Barker has served in the role for a few years now, I think, so one can assume the ship is at least halfway stable at the moment. However, Morgan and Kobach detest each other with a passion that burns like a Death Valley fireworks display. I'd like to know more about that pair's falling out, but I'm pretty sure that's not information I'll ever be privy to.

I'd also love to know what exactly happened with Rojas and with McMillan. I'm not in deep enough to know, sadly. That said, I think the state party would do well to divulge everything it knows and everything has done in the aftermath.

As sure as I type, the KS GOP is trying to fundraise, and from what I hear from long-time donors, many are withdrawing support from the state party and giving instead to individual candidates. This has always made more sense than donating to the parties anyway, but the state party can't survive on wine and cheese alone.

Tuesday, July 3, 2012

Frank Denning is NOT a Sacred Cow

I'm not knocking Johnson County's Sheriff. Truly, I'm not. Frank Denning is a nice guy and under his tutelage, Johnson County has continued to be a safe place to live and work.

But let's not for a moment pretend that's all the Sheriff's doing. This is, after all, Johnson County. We're prosperous. We're in Kansas, and criminals are in short supply.

And now, I'm running from my point, which is this: Sheriff Denning has an opponent. This is a good thing for democracy, for the Republican Party, and for voters.

But whenever the other candidate's name is mentioned -- you can practically see Republicans mentally screaming from the room. BTW, I believe the Sheriff's opponent is named Ken Smith. I've never met him, but I've read his website. He seems like a good conservative guy.

However, from what I've seen and heard, this poor candidate is persona non grata in Republican circles, because Frank Denning is the brother of Jim Denning, a Johnson County Republican Party mover and shaker.

Jim, who is a sitting state representative, is running against Tim Owens, perhaps the most reviled RINO in Johnson County, for a seat in the state Senate. Party insiders and even many average Kansas voters know how critical it is that conservatives win the state Senate, so virtually every Republican activist in the county is sinking funding and volunteering time to ensure that Jim Denning is successful in the Republican primary this August. If I wasn't knee deep in other things this summer, I'd be walking door-to-door for Jim or one of the other handful of Johnson County (quasi) conservatives attempting to oust Senate RINOs. It's that important.

To sweeten the Denning pot, Jim's wife, Marearl, is the Secretary of the Johnson County Republican Party. You can't swing an elbow in the county party headquarters without hitting a Denning -- typically Marearl. She's sweet and helpful, but that doesn't mean members of the party shouldn't have an honest discussion about her brother-in-law, the Sheriff.
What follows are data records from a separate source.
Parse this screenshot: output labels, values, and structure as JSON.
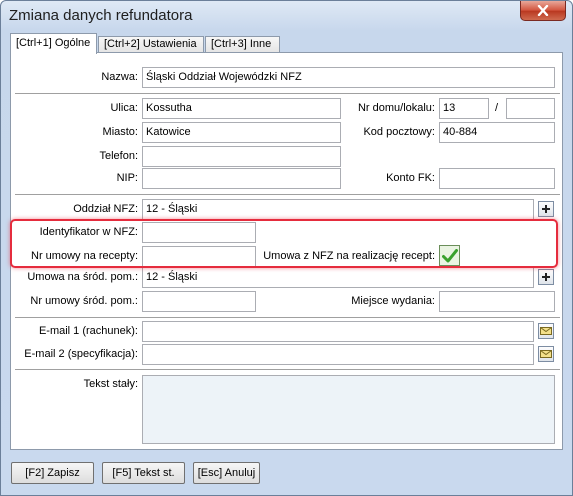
{
  "window": {
    "title": "Zmiana danych refundatora",
    "close_icon": "close-icon"
  },
  "tabs": [
    {
      "label": "[Ctrl+1] Ogólne",
      "active": true
    },
    {
      "label": "[Ctrl+2] Ustawienia",
      "active": false
    },
    {
      "label": "[Ctrl+3] Inne",
      "active": false
    }
  ],
  "form": {
    "nazwa": {
      "label": "Nazwa:",
      "value": "Śląski Oddział Wojewódzki NFZ"
    },
    "ulica": {
      "label": "Ulica:",
      "value": "Kossutha"
    },
    "nr_domu": {
      "label": "Nr domu/lokalu:",
      "value": "13",
      "separator": "/",
      "lokal": ""
    },
    "miasto": {
      "label": "Miasto:",
      "value": "Katowice"
    },
    "kod": {
      "label": "Kod pocztowy:",
      "value": "40-884"
    },
    "telefon": {
      "label": "Telefon:",
      "value": ""
    },
    "nip": {
      "label": "NIP:",
      "value": ""
    },
    "konto": {
      "label": "Konto FK:",
      "value": ""
    },
    "oddzial": {
      "label": "Oddział NFZ:",
      "value": "12 - Śląski"
    },
    "identyfikator": {
      "label": "Identyfikator w NFZ:",
      "value": ""
    },
    "nr_umowy_recepty": {
      "label": "Nr umowy na recepty:",
      "value": ""
    },
    "umowa_recept": {
      "label": "Umowa z NFZ na realizację recept:",
      "checked": true
    },
    "umowa_srod": {
      "label": "Umowa na śród. pom.:",
      "value": "12 - Śląski"
    },
    "nr_umowy_srod": {
      "label": "Nr umowy śród. pom.:",
      "value": ""
    },
    "miejsce": {
      "label": "Miejsce wydania:",
      "value": ""
    },
    "email1": {
      "label": "E-mail 1 (rachunek):",
      "value": ""
    },
    "email2": {
      "label": "E-mail 2 (specyfikacja):",
      "value": ""
    },
    "tekst": {
      "label": "Tekst stały:",
      "value": ""
    }
  },
  "buttons": {
    "zapisz": "[F2] Zapisz",
    "tekst": "[F5] Tekst st.",
    "anuluj": "[Esc] Anuluj"
  },
  "colors": {
    "highlight": "#e52c3d",
    "check": "#3aa12d"
  }
}
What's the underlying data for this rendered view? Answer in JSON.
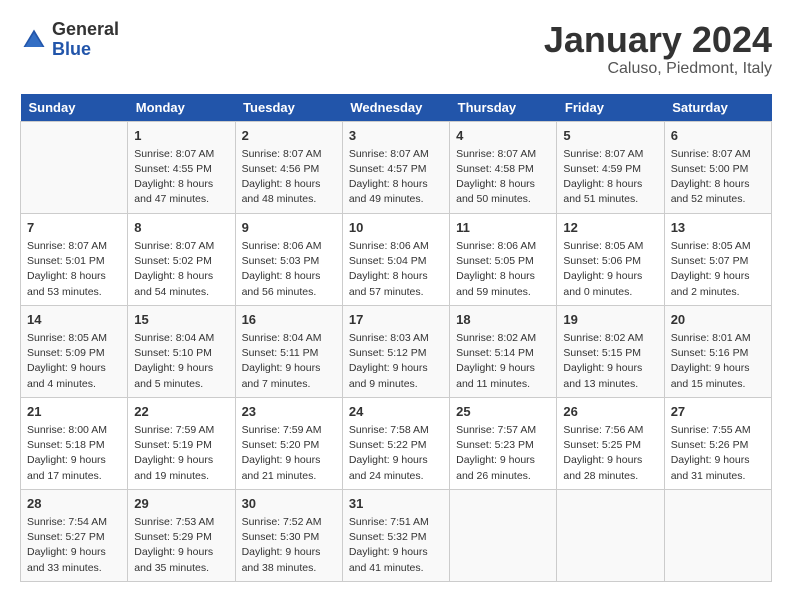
{
  "header": {
    "logo_general": "General",
    "logo_blue": "Blue",
    "title": "January 2024",
    "subtitle": "Caluso, Piedmont, Italy"
  },
  "days_of_week": [
    "Sunday",
    "Monday",
    "Tuesday",
    "Wednesday",
    "Thursday",
    "Friday",
    "Saturday"
  ],
  "weeks": [
    [
      {
        "num": "",
        "detail": ""
      },
      {
        "num": "1",
        "detail": "Sunrise: 8:07 AM\nSunset: 4:55 PM\nDaylight: 8 hours\nand 47 minutes."
      },
      {
        "num": "2",
        "detail": "Sunrise: 8:07 AM\nSunset: 4:56 PM\nDaylight: 8 hours\nand 48 minutes."
      },
      {
        "num": "3",
        "detail": "Sunrise: 8:07 AM\nSunset: 4:57 PM\nDaylight: 8 hours\nand 49 minutes."
      },
      {
        "num": "4",
        "detail": "Sunrise: 8:07 AM\nSunset: 4:58 PM\nDaylight: 8 hours\nand 50 minutes."
      },
      {
        "num": "5",
        "detail": "Sunrise: 8:07 AM\nSunset: 4:59 PM\nDaylight: 8 hours\nand 51 minutes."
      },
      {
        "num": "6",
        "detail": "Sunrise: 8:07 AM\nSunset: 5:00 PM\nDaylight: 8 hours\nand 52 minutes."
      }
    ],
    [
      {
        "num": "7",
        "detail": "Sunrise: 8:07 AM\nSunset: 5:01 PM\nDaylight: 8 hours\nand 53 minutes."
      },
      {
        "num": "8",
        "detail": "Sunrise: 8:07 AM\nSunset: 5:02 PM\nDaylight: 8 hours\nand 54 minutes."
      },
      {
        "num": "9",
        "detail": "Sunrise: 8:06 AM\nSunset: 5:03 PM\nDaylight: 8 hours\nand 56 minutes."
      },
      {
        "num": "10",
        "detail": "Sunrise: 8:06 AM\nSunset: 5:04 PM\nDaylight: 8 hours\nand 57 minutes."
      },
      {
        "num": "11",
        "detail": "Sunrise: 8:06 AM\nSunset: 5:05 PM\nDaylight: 8 hours\nand 59 minutes."
      },
      {
        "num": "12",
        "detail": "Sunrise: 8:05 AM\nSunset: 5:06 PM\nDaylight: 9 hours\nand 0 minutes."
      },
      {
        "num": "13",
        "detail": "Sunrise: 8:05 AM\nSunset: 5:07 PM\nDaylight: 9 hours\nand 2 minutes."
      }
    ],
    [
      {
        "num": "14",
        "detail": "Sunrise: 8:05 AM\nSunset: 5:09 PM\nDaylight: 9 hours\nand 4 minutes."
      },
      {
        "num": "15",
        "detail": "Sunrise: 8:04 AM\nSunset: 5:10 PM\nDaylight: 9 hours\nand 5 minutes."
      },
      {
        "num": "16",
        "detail": "Sunrise: 8:04 AM\nSunset: 5:11 PM\nDaylight: 9 hours\nand 7 minutes."
      },
      {
        "num": "17",
        "detail": "Sunrise: 8:03 AM\nSunset: 5:12 PM\nDaylight: 9 hours\nand 9 minutes."
      },
      {
        "num": "18",
        "detail": "Sunrise: 8:02 AM\nSunset: 5:14 PM\nDaylight: 9 hours\nand 11 minutes."
      },
      {
        "num": "19",
        "detail": "Sunrise: 8:02 AM\nSunset: 5:15 PM\nDaylight: 9 hours\nand 13 minutes."
      },
      {
        "num": "20",
        "detail": "Sunrise: 8:01 AM\nSunset: 5:16 PM\nDaylight: 9 hours\nand 15 minutes."
      }
    ],
    [
      {
        "num": "21",
        "detail": "Sunrise: 8:00 AM\nSunset: 5:18 PM\nDaylight: 9 hours\nand 17 minutes."
      },
      {
        "num": "22",
        "detail": "Sunrise: 7:59 AM\nSunset: 5:19 PM\nDaylight: 9 hours\nand 19 minutes."
      },
      {
        "num": "23",
        "detail": "Sunrise: 7:59 AM\nSunset: 5:20 PM\nDaylight: 9 hours\nand 21 minutes."
      },
      {
        "num": "24",
        "detail": "Sunrise: 7:58 AM\nSunset: 5:22 PM\nDaylight: 9 hours\nand 24 minutes."
      },
      {
        "num": "25",
        "detail": "Sunrise: 7:57 AM\nSunset: 5:23 PM\nDaylight: 9 hours\nand 26 minutes."
      },
      {
        "num": "26",
        "detail": "Sunrise: 7:56 AM\nSunset: 5:25 PM\nDaylight: 9 hours\nand 28 minutes."
      },
      {
        "num": "27",
        "detail": "Sunrise: 7:55 AM\nSunset: 5:26 PM\nDaylight: 9 hours\nand 31 minutes."
      }
    ],
    [
      {
        "num": "28",
        "detail": "Sunrise: 7:54 AM\nSunset: 5:27 PM\nDaylight: 9 hours\nand 33 minutes."
      },
      {
        "num": "29",
        "detail": "Sunrise: 7:53 AM\nSunset: 5:29 PM\nDaylight: 9 hours\nand 35 minutes."
      },
      {
        "num": "30",
        "detail": "Sunrise: 7:52 AM\nSunset: 5:30 PM\nDaylight: 9 hours\nand 38 minutes."
      },
      {
        "num": "31",
        "detail": "Sunrise: 7:51 AM\nSunset: 5:32 PM\nDaylight: 9 hours\nand 41 minutes."
      },
      {
        "num": "",
        "detail": ""
      },
      {
        "num": "",
        "detail": ""
      },
      {
        "num": "",
        "detail": ""
      }
    ]
  ]
}
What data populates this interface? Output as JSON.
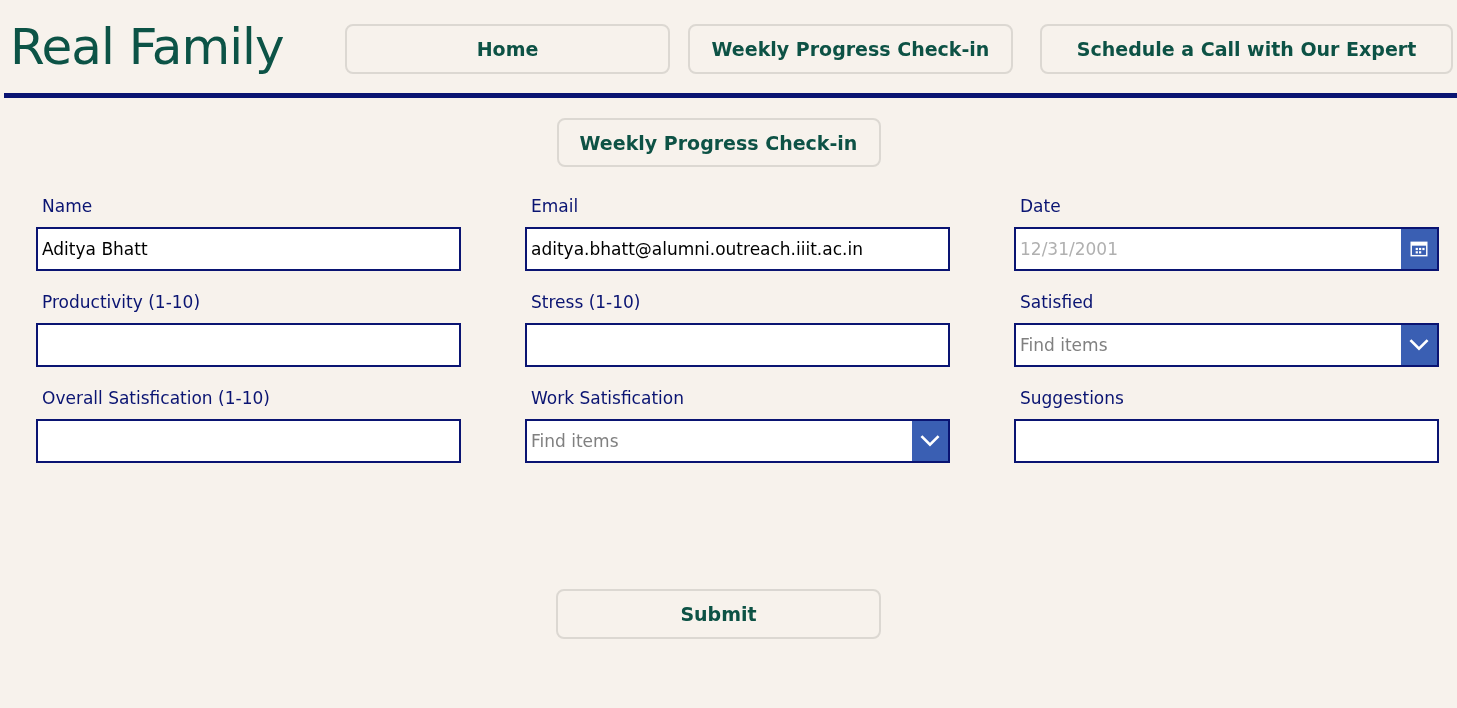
{
  "logo": "Real Family",
  "nav": [
    {
      "label": "Home"
    },
    {
      "label": "Weekly Progress Check-in"
    },
    {
      "label": "Schedule a Call with Our Expert"
    }
  ],
  "form_title": "Weekly Progress Check-in",
  "fields": [
    {
      "kind": "text",
      "label": "Name",
      "value": "Aditya Bhatt"
    },
    {
      "kind": "text",
      "label": "Email",
      "value": "aditya.bhatt@alumni.outreach.iiit.ac.in"
    },
    {
      "kind": "date",
      "label": "Date",
      "placeholder": "12/31/2001"
    },
    {
      "kind": "text",
      "label": "Productivity (1-10)"
    },
    {
      "kind": "text",
      "label": "Stress (1-10)"
    },
    {
      "kind": "combo",
      "label": "Satisfied",
      "placeholder": "Find items"
    },
    {
      "kind": "text",
      "label": "Overall Satisfication (1-10)"
    },
    {
      "kind": "combo",
      "label": "Work Satisfication",
      "placeholder": "Find items"
    },
    {
      "kind": "text",
      "label": "Suggestions"
    }
  ],
  "submit": "Submit"
}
But, because politics, like everything else, is who you know rather than what you know, Ken Smith is a name that must be whispered behind closed doors or in dark alleyways.

And I'll be honest. In the sheriff's race, I'm not sure whether I'll vote for Smith of for Denning. But it's unfortunate I feel like I can't even take a look at the other candidate without raising the ire of everyone else in the Republican Party. We're a bigger tent party in some ways than I'd like considering all the RINOs wearing elephant pins, but in other ways, the party tent seems too small to hold people who don't have the last name "Denning."